Data about app and page elements:

********************

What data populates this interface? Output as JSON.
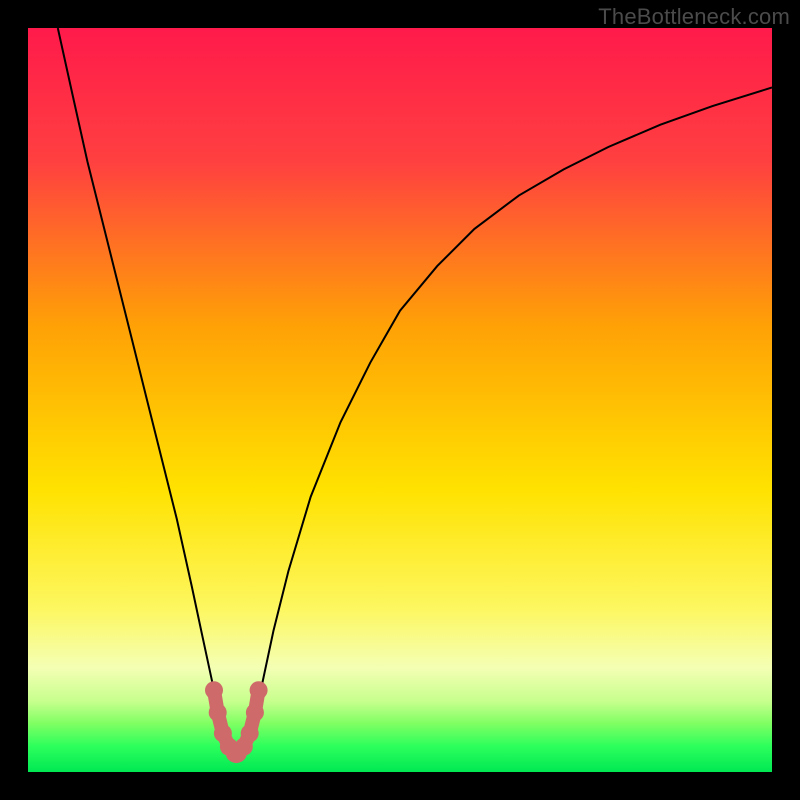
{
  "watermark": "TheBottleneck.com",
  "chart_data": {
    "type": "line",
    "title": "",
    "xlabel": "",
    "ylabel": "",
    "xlim": [
      0,
      100
    ],
    "ylim": [
      0,
      100
    ],
    "grid": false,
    "legend": false,
    "gradient_stops": [
      {
        "offset": 0.0,
        "color": "#ff1a4b"
      },
      {
        "offset": 0.18,
        "color": "#ff4040"
      },
      {
        "offset": 0.4,
        "color": "#ffa106"
      },
      {
        "offset": 0.62,
        "color": "#ffe200"
      },
      {
        "offset": 0.78,
        "color": "#fdf760"
      },
      {
        "offset": 0.86,
        "color": "#f4ffb4"
      },
      {
        "offset": 0.905,
        "color": "#c7ff8d"
      },
      {
        "offset": 0.935,
        "color": "#7fff63"
      },
      {
        "offset": 0.965,
        "color": "#2dff5c"
      },
      {
        "offset": 1.0,
        "color": "#00e853"
      }
    ],
    "series": [
      {
        "name": "bottleneck-curve",
        "x": [
          4,
          6,
          8,
          10,
          12,
          14,
          16,
          18,
          20,
          22,
          23.5,
          25,
          26,
          27,
          28,
          29,
          30,
          31.5,
          33,
          35,
          38,
          42,
          46,
          50,
          55,
          60,
          66,
          72,
          78,
          85,
          92,
          100
        ],
        "y": [
          100,
          91,
          82,
          74,
          66,
          58,
          50,
          42,
          34,
          25,
          18,
          11,
          7,
          4,
          2.5,
          4,
          7,
          12,
          19,
          27,
          37,
          47,
          55,
          62,
          68,
          73,
          77.5,
          81,
          84,
          87,
          89.5,
          92
        ]
      }
    ],
    "highlight": {
      "name": "min-region",
      "color": "#cf6a6a",
      "x": [
        25.0,
        25.5,
        26.2,
        27.0,
        27.8,
        28.0,
        28.2,
        29.0,
        29.8,
        30.5,
        31.0
      ],
      "y": [
        11.0,
        8.0,
        5.2,
        3.4,
        2.5,
        2.4,
        2.5,
        3.4,
        5.2,
        8.0,
        11.0
      ]
    }
  }
}
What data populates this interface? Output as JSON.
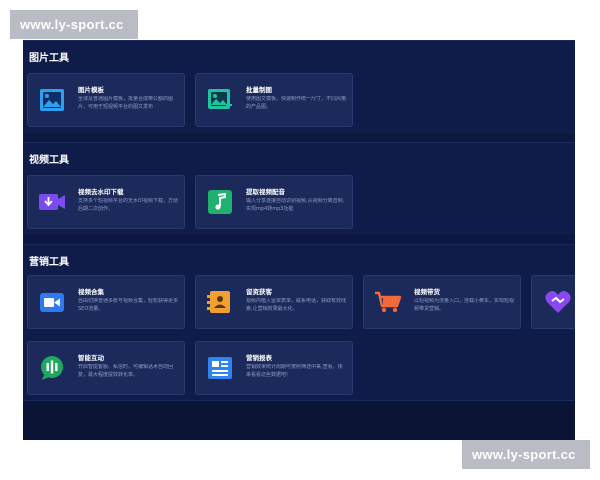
{
  "watermark": {
    "top": "www.ly-sport.cc",
    "bottom": "www.ly-sport.cc"
  },
  "sections": [
    {
      "title": "图片工具",
      "cards": [
        {
          "title": "图片模板",
          "desc": "全球及普通图片模板，批量合成带公都的图片，可用于短视频平台的图文发布",
          "icon": "image-icon"
        },
        {
          "title": "批量制图",
          "desc": "使用图文模板，快速制作统一尺寸，不同风格的产品图。",
          "icon": "image-add-icon"
        }
      ]
    },
    {
      "title": "视频工具",
      "cards": [
        {
          "title": "视频去水印下载",
          "desc": "支持多个短视频平台的无水印视频下载，方便后期二次创作。",
          "icon": "video-download-icon"
        },
        {
          "title": "提取视频配音",
          "desc": "输入分享连接自动识别视频,从视频分离音频,实现mp4转mp3功能",
          "icon": "music-note-icon"
        }
      ]
    },
    {
      "title": "营销工具",
      "cards": [
        {
          "title": "视频合集",
          "desc": "自由切换普通多账号视频合集，轻松获得更多SEO流量。",
          "icon": "video-camera-icon"
        },
        {
          "title": "留资获客",
          "desc": "视频内植入留资表单，联系电话，获取有效线索,让营销效果最大化。",
          "icon": "contact-card-icon"
        },
        {
          "title": "视频带货",
          "desc": "以短视频为流量入口，挂载小黄车，实现短视频带货营销。",
          "icon": "shopping-cart-icon"
        },
        {
          "title": "",
          "desc": "",
          "icon": "heart-icon"
        },
        {
          "title": "智能互动",
          "desc": "开启智能客服、私信时，可编辑话术自动回复，最大程度提效转化率。",
          "icon": "chat-bubble-icon"
        },
        {
          "title": "营销报表",
          "desc": "营销效果统计周期可按照筛选中来,查看，快来看看这些数据吧!",
          "icon": "report-icon"
        }
      ]
    }
  ],
  "colors": {
    "background": "#0d1740",
    "card": "#1b2a5a",
    "image-icon": "#2ea0f0",
    "image-add-icon": "#1ec6a0",
    "video-download-icon": "#7a4cf0",
    "music-note-icon": "#20b070",
    "video-camera-icon": "#2f7af0",
    "contact-card-icon": "#f0a030",
    "shopping-cart-icon": "#f06a3c",
    "heart-icon": "#8a48f0",
    "chat-bubble-icon": "#1ea860",
    "report-icon": "#2f84f0"
  }
}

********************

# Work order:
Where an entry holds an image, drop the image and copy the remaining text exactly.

# Output for this exercise:
What data populates this interface? Output as JSON.
{
  "watermark": "TheBottleneck.com",
  "chart_data": {
    "type": "line",
    "title": "",
    "xlabel": "",
    "ylabel": "",
    "xlim": [
      0,
      100
    ],
    "ylim": [
      0,
      100
    ],
    "grid": false,
    "legend": false,
    "gradient_stops": [
      {
        "offset": 0.0,
        "color": "#ff1a4b"
      },
      {
        "offset": 0.18,
        "color": "#ff4040"
      },
      {
        "offset": 0.4,
        "color": "#ffa106"
      },
      {
        "offset": 0.62,
        "color": "#ffe200"
      },
      {
        "offset": 0.78,
        "color": "#fdf760"
      },
      {
        "offset": 0.86,
        "color": "#f4ffb4"
      },
      {
        "offset": 0.905,
        "color": "#c7ff8d"
      },
      {
        "offset": 0.935,
        "color": "#7fff63"
      },
      {
        "offset": 0.965,
        "color": "#2dff5c"
      },
      {
        "offset": 1.0,
        "color": "#00e853"
      }
    ],
    "series": [
      {
        "name": "bottleneck-curve",
        "x": [
          4,
          6,
          8,
          10,
          12,
          14,
          16,
          18,
          20,
          22,
          23.5,
          25,
          26,
          27,
          28,
          29,
          30,
          31.5,
          33,
          35,
          38,
          42,
          46,
          50,
          55,
          60,
          66,
          72,
          78,
          85,
          92,
          100
        ],
        "y": [
          100,
          91,
          82,
          74,
          66,
          58,
          50,
          42,
          34,
          25,
          18,
          11,
          7,
          4,
          2.5,
          4,
          7,
          12,
          19,
          27,
          37,
          47,
          55,
          62,
          68,
          73,
          77.5,
          81,
          84,
          87,
          89.5,
          92
        ]
      }
    ],
    "highlight": {
      "name": "min-region",
      "color": "#cf6a6a",
      "x": [
        25.0,
        25.5,
        26.2,
        27.0,
        27.8,
        28.0,
        28.2,
        29.0,
        29.8,
        30.5,
        31.0
      ],
      "y": [
        11.0,
        8.0,
        5.2,
        3.4,
        2.5,
        2.4,
        2.5,
        3.4,
        5.2,
        8.0,
        11.0
      ]
    }
  }
}
What data populates this interface? Output as JSON.
{
  "watermark": {
    "top": "www.ly-sport.cc",
    "bottom": "www.ly-sport.cc"
  },
  "sections": [
    {
      "title": "图片工具",
      "cards": [
        {
          "title": "图片模板",
          "desc": "全球及普通图片模板，批量合成带公都的图片，可用于短视频平台的图文发布",
          "icon": "image-icon"
        },
        {
          "title": "批量制图",
          "desc": "使用图文模板，快速制作统一尺寸，不同风格的产品图。",
          "icon": "image-add-icon"
        }
      ]
    },
    {
      "title": "视频工具",
      "cards": [
        {
          "title": "视频去水印下载",
          "desc": "支持多个短视频平台的无水印视频下载，方便后期二次创作。",
          "icon": "video-download-icon"
        },
        {
          "title": "提取视频配音",
          "desc": "输入分享连接自动识别视频,从视频分离音频,实现mp4转mp3功能",
          "icon": "music-note-icon"
        }
      ]
    },
    {
      "title": "营销工具",
      "cards": [
        {
          "title": "视频合集",
          "desc": "自由切换普通多账号视频合集，轻松获得更多SEO流量。",
          "icon": "video-camera-icon"
        },
        {
          "title": "留资获客",
          "desc": "视频内植入留资表单，联系电话，获取有效线索,让营销效果最大化。",
          "icon": "contact-card-icon"
        },
        {
          "title": "视频带货",
          "desc": "以短视频为流量入口，挂载小黄车，实现短视频带货营销。",
          "icon": "shopping-cart-icon"
        },
        {
          "title": "",
          "desc": "",
          "icon": "heart-icon"
        },
        {
          "title": "智能互动",
          "desc": "开启智能客服、私信时，可编辑话术自动回复，最大程度提效转化率。",
          "icon": "chat-bubble-icon"
        },
        {
          "title": "营销报表",
          "desc": "营销效果统计周期可按照筛选中来,查看，快来看看这些数据吧!",
          "icon": "report-icon"
        }
      ]
    }
  ],
  "colors": {
    "background": "#0d1740",
    "card": "#1b2a5a",
    "image-icon": "#2ea0f0",
    "image-add-icon": "#1ec6a0",
    "video-download-icon": "#7a4cf0",
    "music-note-icon": "#20b070",
    "video-camera-icon": "#2f7af0",
    "contact-card-icon": "#f0a030",
    "shopping-cart-icon": "#f06a3c",
    "heart-icon": "#8a48f0",
    "chat-bubble-icon": "#1ea860",
    "report-icon": "#2f84f0"
  }
}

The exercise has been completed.